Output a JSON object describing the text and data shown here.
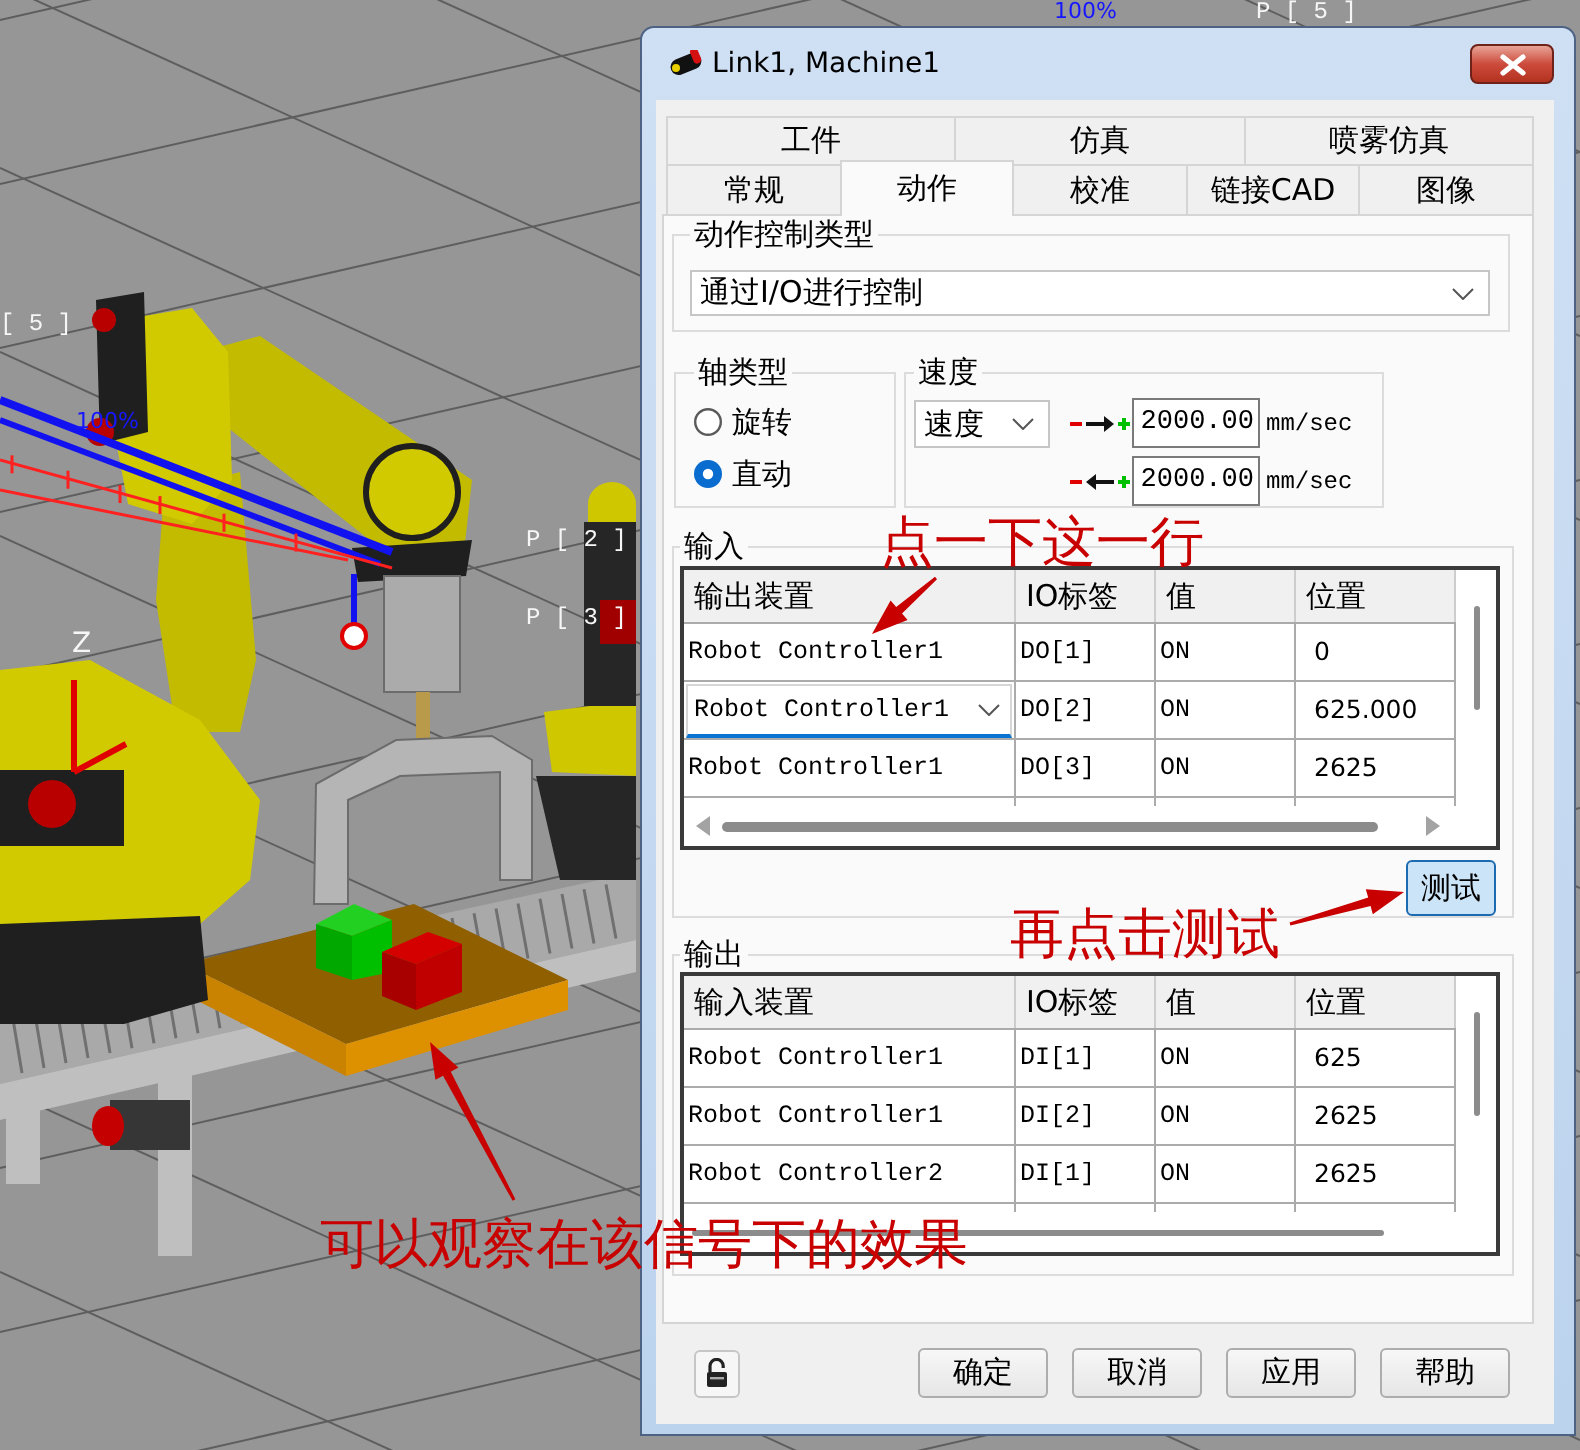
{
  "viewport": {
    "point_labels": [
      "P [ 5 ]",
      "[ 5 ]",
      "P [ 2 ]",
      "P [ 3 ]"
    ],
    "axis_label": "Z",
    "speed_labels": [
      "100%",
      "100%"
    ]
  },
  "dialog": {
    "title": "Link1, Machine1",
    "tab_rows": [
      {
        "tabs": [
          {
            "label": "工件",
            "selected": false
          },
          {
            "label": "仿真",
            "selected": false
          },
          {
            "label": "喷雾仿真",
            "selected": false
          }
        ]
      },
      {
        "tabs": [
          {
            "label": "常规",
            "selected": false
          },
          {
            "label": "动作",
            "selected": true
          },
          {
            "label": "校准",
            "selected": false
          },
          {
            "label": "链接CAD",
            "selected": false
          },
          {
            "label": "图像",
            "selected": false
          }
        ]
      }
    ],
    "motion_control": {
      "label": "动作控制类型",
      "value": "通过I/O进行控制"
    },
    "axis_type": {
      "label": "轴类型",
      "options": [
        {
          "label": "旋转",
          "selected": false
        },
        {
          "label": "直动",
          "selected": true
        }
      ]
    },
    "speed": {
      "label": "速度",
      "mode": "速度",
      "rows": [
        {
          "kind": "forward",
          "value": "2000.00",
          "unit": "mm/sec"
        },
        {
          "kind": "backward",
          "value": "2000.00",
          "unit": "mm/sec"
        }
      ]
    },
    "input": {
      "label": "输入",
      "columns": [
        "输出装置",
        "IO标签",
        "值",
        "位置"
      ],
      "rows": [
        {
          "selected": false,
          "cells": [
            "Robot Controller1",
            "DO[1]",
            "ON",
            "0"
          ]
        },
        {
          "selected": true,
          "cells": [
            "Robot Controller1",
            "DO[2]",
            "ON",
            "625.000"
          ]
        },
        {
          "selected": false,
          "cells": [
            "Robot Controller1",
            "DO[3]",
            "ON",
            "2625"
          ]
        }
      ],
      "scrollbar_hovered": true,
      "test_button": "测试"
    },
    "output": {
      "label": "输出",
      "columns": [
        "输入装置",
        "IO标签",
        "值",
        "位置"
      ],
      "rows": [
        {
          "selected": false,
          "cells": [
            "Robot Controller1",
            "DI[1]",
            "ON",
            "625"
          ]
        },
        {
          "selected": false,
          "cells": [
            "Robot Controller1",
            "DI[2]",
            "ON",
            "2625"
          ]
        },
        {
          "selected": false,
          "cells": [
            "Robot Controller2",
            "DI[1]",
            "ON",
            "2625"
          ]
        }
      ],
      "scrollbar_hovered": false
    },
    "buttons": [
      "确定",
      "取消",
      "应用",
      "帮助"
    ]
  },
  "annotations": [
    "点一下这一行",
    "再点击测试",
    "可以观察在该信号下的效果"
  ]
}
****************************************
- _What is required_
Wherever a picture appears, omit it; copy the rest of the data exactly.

- _Solution to this problem_
Output a JSON object describing the text and data shown here.
{
  "viewport": {
    "point_labels": [
      "P [ 5 ]",
      "[ 5 ]",
      "P [ 2 ]",
      "P [ 3 ]"
    ],
    "axis_label": "Z",
    "speed_labels": [
      "100%",
      "100%"
    ]
  },
  "dialog": {
    "title": "Link1, Machine1",
    "tab_rows": [
      {
        "tabs": [
          {
            "label": "工件",
            "selected": false
          },
          {
            "label": "仿真",
            "selected": false
          },
          {
            "label": "喷雾仿真",
            "selected": false
          }
        ]
      },
      {
        "tabs": [
          {
            "label": "常规",
            "selected": false
          },
          {
            "label": "动作",
            "selected": true
          },
          {
            "label": "校准",
            "selected": false
          },
          {
            "label": "链接CAD",
            "selected": false
          },
          {
            "label": "图像",
            "selected": false
          }
        ]
      }
    ],
    "motion_control": {
      "label": "动作控制类型",
      "value": "通过I/O进行控制"
    },
    "axis_type": {
      "label": "轴类型",
      "options": [
        {
          "label": "旋转",
          "selected": false
        },
        {
          "label": "直动",
          "selected": true
        }
      ]
    },
    "speed": {
      "label": "速度",
      "mode": "速度",
      "rows": [
        {
          "kind": "forward",
          "value": "2000.00",
          "unit": "mm/sec"
        },
        {
          "kind": "backward",
          "value": "2000.00",
          "unit": "mm/sec"
        }
      ]
    },
    "input": {
      "label": "输入",
      "columns": [
        "输出装置",
        "IO标签",
        "值",
        "位置"
      ],
      "rows": [
        {
          "selected": false,
          "cells": [
            "Robot Controller1",
            "DO[1]",
            "ON",
            "0"
          ]
        },
        {
          "selected": true,
          "cells": [
            "Robot Controller1",
            "DO[2]",
            "ON",
            "625.000"
          ]
        },
        {
          "selected": false,
          "cells": [
            "Robot Controller1",
            "DO[3]",
            "ON",
            "2625"
          ]
        }
      ],
      "scrollbar_hovered": true,
      "test_button": "测试"
    },
    "output": {
      "label": "输出",
      "columns": [
        "输入装置",
        "IO标签",
        "值",
        "位置"
      ],
      "rows": [
        {
          "selected": false,
          "cells": [
            "Robot Controller1",
            "DI[1]",
            "ON",
            "625"
          ]
        },
        {
          "selected": false,
          "cells": [
            "Robot Controller1",
            "DI[2]",
            "ON",
            "2625"
          ]
        },
        {
          "selected": false,
          "cells": [
            "Robot Controller2",
            "DI[1]",
            "ON",
            "2625"
          ]
        }
      ],
      "scrollbar_hovered": false
    },
    "buttons": [
      "确定",
      "取消",
      "应用",
      "帮助"
    ]
  },
  "annotations": [
    "点一下这一行",
    "再点击测试",
    "可以观察在该信号下的效果"
  ]
}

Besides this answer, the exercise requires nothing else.